Across the data below, count every line where the string "Messaging" appears. Answer with the number alone.
******************************
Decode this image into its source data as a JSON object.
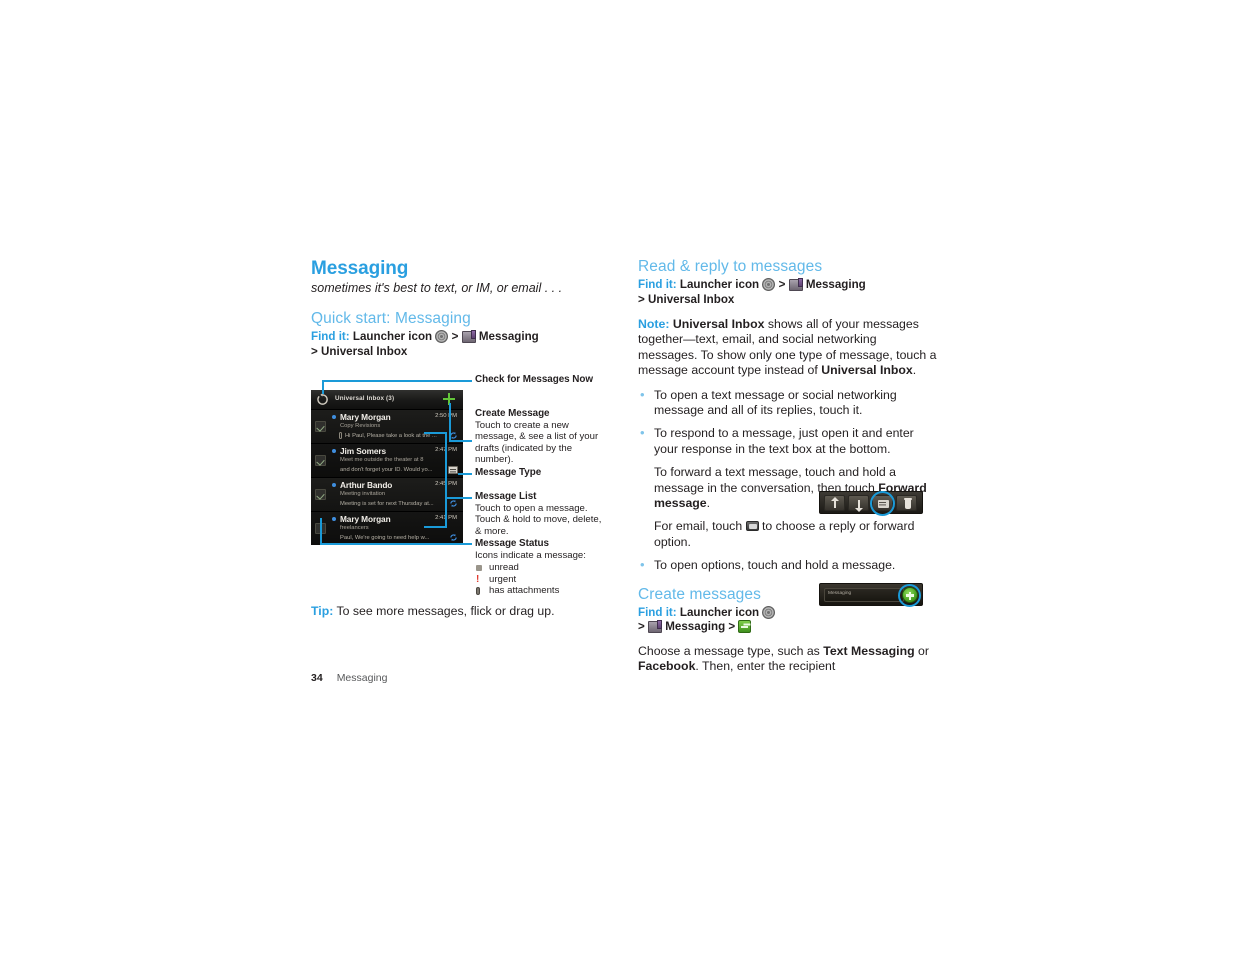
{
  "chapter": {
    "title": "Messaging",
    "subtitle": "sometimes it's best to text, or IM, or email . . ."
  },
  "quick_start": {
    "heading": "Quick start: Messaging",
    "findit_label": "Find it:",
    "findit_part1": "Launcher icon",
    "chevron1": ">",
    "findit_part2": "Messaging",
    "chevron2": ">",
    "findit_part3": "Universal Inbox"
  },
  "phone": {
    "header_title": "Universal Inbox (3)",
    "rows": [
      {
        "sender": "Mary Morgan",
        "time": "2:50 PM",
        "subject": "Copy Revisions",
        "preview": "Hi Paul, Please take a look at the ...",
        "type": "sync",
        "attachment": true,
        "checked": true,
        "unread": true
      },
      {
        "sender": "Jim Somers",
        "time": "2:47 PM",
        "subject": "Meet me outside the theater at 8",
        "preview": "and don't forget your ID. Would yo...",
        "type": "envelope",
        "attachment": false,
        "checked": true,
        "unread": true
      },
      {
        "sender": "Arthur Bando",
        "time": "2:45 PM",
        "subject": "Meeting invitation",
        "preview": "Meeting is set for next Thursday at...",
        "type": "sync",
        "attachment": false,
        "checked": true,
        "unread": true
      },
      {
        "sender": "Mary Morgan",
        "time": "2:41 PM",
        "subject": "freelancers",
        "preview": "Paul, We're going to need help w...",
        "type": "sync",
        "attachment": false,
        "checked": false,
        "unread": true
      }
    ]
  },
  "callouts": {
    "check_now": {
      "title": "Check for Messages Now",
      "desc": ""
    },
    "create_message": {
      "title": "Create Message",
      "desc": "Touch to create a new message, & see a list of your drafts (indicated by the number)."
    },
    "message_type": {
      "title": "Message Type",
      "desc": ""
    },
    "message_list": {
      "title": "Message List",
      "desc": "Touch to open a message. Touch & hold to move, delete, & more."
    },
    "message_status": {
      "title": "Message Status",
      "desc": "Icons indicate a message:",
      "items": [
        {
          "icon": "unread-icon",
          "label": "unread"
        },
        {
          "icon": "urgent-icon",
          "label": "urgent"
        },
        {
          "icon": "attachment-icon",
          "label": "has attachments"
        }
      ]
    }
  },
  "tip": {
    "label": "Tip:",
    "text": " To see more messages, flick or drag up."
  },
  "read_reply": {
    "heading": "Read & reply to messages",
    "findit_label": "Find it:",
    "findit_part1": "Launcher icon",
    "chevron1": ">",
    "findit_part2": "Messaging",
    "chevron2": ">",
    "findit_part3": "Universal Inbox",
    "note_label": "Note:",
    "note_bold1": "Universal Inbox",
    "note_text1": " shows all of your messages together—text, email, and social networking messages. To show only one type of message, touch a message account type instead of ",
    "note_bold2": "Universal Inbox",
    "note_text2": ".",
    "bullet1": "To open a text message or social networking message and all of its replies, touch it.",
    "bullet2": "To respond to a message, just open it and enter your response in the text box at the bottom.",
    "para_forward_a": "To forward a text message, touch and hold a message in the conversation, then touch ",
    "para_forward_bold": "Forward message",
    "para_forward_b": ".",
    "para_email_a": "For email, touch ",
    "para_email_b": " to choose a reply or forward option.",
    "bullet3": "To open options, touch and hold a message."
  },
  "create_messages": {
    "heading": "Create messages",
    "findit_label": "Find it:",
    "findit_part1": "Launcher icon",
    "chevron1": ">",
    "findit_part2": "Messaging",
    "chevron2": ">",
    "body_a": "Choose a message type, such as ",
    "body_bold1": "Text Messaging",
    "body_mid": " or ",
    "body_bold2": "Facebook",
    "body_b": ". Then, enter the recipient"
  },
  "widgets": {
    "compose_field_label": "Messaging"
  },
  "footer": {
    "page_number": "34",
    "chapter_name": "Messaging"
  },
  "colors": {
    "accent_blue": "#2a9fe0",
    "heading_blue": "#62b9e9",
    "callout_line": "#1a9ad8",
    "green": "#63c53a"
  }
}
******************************
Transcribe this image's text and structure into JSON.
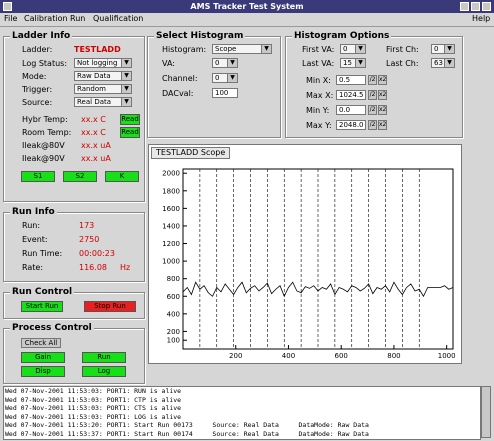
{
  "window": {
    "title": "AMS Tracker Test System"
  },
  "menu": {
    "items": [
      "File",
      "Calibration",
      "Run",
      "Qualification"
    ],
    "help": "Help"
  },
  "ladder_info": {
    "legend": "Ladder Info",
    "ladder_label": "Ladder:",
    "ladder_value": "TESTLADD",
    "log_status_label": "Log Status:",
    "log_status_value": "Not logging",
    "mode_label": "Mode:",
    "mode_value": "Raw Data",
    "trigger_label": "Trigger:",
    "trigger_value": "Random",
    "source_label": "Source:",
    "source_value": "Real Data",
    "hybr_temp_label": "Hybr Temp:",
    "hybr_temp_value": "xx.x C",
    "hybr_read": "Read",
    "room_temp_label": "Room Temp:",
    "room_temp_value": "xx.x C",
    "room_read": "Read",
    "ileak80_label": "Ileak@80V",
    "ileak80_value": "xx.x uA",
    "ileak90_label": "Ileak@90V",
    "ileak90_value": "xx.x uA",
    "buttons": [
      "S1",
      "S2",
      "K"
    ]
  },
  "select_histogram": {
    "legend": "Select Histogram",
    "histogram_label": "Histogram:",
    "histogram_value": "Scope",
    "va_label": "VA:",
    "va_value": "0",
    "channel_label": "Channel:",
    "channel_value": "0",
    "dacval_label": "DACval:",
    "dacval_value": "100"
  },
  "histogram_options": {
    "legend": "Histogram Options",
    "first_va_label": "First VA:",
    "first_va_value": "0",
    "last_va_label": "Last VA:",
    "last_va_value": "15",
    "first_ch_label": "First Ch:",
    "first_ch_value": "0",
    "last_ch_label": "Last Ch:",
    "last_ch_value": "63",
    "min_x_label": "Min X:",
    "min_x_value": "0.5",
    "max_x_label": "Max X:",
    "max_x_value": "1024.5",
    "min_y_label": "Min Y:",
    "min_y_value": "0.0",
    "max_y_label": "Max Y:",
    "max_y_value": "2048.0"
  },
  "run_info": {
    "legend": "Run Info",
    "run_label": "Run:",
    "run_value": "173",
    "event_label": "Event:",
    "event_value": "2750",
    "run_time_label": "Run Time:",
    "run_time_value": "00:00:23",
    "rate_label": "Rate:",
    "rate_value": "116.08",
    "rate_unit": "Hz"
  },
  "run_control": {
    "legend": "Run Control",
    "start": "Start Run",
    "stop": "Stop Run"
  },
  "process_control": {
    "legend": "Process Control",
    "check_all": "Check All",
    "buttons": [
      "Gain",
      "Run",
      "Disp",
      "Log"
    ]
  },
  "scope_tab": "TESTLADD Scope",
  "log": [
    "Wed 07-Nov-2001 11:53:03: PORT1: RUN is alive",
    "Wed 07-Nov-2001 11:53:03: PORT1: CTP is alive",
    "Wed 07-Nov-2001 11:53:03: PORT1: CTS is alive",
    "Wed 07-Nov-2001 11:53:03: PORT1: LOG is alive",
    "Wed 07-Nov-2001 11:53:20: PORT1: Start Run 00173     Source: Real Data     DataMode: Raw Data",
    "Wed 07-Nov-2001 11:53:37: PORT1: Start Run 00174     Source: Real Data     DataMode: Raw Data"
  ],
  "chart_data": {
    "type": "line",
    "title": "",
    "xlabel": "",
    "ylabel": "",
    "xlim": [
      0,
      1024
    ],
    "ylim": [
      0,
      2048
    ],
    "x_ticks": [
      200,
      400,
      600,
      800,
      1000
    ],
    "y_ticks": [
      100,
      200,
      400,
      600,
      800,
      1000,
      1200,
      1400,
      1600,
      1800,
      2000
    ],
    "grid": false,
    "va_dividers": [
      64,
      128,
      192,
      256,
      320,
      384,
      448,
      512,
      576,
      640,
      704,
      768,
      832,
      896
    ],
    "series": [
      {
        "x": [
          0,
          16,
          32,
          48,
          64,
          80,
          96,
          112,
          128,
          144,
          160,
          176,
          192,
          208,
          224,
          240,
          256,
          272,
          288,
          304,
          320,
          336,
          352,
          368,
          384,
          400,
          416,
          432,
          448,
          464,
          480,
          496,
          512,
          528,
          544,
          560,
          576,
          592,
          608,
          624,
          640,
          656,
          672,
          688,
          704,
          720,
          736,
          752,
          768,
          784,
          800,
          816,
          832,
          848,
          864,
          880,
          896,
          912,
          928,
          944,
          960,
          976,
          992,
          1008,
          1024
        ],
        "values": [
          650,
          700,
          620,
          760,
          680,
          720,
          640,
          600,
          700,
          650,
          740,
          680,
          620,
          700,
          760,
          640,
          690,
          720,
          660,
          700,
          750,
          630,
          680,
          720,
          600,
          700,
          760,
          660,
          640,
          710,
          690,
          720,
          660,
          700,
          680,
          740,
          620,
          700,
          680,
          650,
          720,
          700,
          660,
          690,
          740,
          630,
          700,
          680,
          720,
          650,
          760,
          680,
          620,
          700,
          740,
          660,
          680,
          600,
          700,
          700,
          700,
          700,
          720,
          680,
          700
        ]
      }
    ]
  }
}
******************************
### Response
8